Le glaucoma is an eye disease commonly resulting in too much pressure inside the eye. Unsupported, it causes the progressive destruction of the optic nerve. Since marijuana has the ability to lower blood pressure, it was quickly considered to provide relief to people suffering from glaucoma. However, it remains illegal in France, including for therapeutic purposes. But what about CBD?

As we mentioned, CBD does not have the same properties as THC. That's why it's legal (it's non-psychoactive, non-addictive and does not causeSide effects major). This is also why it does not give red eyes. Finally, it is for this reason, unfortunately, that it does not seem not qualified to treat glaucoma. Worse, a press release from the American Academy of Ophthalmology recommended against using CBD as a natural treatment for CBD. The paper is based on a December 2018 study by researchers at Indiana University on mice. The conclusion is clear: a 18% increase in eye pressure was seen in mice treated with CBD-enriched drops.

This confirms that CBD is, in many ways, an antagonist of THC. Not only does it seem unable to cure glaucoma, but it could, in some cases, make your symptoms worse.
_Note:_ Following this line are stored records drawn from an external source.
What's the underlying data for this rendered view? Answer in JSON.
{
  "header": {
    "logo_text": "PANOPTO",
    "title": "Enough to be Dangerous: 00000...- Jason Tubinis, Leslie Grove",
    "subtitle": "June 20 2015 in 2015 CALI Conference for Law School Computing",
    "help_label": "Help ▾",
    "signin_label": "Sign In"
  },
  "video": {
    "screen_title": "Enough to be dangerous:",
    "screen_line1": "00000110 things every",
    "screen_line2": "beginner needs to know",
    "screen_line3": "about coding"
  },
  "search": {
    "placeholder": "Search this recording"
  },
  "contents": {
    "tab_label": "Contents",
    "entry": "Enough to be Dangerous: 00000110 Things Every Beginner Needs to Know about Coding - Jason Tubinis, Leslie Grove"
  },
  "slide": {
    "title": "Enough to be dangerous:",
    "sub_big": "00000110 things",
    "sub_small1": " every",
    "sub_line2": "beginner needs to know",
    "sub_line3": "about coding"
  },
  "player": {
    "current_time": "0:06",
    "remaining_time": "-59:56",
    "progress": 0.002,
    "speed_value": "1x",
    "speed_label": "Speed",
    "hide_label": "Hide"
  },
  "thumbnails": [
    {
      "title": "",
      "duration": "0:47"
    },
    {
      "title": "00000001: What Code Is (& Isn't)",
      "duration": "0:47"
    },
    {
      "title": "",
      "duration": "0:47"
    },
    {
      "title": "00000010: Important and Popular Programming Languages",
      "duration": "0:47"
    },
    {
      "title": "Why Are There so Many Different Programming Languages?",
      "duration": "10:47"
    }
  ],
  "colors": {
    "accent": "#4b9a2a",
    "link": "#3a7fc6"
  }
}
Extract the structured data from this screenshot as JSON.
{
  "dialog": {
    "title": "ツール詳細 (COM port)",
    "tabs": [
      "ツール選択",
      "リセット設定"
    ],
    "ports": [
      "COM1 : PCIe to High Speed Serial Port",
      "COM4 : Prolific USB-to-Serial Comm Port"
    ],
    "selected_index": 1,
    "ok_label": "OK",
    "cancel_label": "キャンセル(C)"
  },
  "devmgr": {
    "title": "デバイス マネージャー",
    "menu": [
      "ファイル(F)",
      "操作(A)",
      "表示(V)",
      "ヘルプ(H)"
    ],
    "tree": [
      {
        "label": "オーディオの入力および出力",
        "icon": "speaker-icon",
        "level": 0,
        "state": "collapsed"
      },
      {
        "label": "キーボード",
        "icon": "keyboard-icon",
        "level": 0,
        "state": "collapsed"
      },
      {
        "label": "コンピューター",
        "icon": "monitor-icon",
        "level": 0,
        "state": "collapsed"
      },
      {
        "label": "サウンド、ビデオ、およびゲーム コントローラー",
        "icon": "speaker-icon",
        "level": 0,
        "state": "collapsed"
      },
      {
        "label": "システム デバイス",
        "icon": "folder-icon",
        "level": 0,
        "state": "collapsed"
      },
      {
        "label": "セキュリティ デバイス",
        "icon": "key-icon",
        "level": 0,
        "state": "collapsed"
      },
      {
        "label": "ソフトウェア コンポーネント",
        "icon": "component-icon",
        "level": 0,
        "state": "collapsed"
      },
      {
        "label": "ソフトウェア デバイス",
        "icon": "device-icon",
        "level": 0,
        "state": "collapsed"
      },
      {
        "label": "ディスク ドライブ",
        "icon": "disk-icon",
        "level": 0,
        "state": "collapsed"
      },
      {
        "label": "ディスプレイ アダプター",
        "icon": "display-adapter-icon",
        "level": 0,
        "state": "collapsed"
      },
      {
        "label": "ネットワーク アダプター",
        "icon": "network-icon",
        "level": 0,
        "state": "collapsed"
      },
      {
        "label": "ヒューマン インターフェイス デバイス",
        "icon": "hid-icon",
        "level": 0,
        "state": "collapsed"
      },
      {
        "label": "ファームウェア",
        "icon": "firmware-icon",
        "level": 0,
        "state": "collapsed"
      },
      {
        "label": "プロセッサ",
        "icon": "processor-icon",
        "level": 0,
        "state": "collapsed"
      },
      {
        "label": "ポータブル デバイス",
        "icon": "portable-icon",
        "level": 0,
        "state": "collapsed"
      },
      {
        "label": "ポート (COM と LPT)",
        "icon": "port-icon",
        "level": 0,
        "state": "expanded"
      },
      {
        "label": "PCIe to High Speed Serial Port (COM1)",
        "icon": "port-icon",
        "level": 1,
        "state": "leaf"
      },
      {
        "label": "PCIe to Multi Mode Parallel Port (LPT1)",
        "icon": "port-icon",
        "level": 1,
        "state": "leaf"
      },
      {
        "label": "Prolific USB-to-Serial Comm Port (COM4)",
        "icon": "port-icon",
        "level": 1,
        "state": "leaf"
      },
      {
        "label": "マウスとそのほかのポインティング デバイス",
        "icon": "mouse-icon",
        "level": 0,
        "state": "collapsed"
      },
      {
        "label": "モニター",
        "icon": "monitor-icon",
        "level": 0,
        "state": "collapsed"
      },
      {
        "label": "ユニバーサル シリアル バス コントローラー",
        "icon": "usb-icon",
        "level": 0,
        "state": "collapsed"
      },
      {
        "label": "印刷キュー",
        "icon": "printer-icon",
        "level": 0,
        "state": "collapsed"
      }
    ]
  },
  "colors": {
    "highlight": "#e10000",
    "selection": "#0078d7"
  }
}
In the event of an eye problem, it is therefore advisable to systematically consult a health professional, ideally a specialist in ophthalmology.